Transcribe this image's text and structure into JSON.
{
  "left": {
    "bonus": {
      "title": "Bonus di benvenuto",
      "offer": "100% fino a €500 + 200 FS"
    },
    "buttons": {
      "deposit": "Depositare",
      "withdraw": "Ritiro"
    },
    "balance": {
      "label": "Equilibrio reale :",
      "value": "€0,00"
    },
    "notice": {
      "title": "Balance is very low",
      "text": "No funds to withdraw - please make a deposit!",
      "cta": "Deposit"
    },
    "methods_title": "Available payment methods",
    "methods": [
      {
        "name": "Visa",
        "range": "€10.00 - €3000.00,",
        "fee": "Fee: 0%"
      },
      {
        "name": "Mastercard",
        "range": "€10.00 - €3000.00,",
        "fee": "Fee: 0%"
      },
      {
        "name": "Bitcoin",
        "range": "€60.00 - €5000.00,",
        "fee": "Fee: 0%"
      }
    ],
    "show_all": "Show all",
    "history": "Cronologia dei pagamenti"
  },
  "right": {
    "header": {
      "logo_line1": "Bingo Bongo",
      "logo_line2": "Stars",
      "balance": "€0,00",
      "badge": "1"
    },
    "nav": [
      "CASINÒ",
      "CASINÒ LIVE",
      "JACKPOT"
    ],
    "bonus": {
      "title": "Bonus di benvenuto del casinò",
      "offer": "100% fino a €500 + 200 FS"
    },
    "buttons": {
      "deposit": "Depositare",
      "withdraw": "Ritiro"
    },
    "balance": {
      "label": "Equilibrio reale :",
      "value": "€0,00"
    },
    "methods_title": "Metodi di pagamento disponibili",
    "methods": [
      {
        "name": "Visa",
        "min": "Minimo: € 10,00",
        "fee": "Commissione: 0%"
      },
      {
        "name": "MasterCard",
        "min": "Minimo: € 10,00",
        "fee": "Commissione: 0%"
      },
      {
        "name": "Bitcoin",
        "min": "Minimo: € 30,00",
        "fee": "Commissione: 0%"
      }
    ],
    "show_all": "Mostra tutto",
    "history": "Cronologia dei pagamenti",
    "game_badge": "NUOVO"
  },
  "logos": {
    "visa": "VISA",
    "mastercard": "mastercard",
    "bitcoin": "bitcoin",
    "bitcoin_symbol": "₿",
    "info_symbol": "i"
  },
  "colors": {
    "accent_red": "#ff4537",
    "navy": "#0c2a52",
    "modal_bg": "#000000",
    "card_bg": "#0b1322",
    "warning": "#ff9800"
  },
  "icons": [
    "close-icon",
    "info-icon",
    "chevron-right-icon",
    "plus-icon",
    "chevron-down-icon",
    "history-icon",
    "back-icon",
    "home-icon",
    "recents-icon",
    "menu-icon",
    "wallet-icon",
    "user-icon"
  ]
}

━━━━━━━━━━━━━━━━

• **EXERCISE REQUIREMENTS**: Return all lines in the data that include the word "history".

• **SOLVED PROBLEM**:
    "history": "Cronologia dei pagamenti"
    "history": "Cronologia dei pagamenti",
    "history-icon",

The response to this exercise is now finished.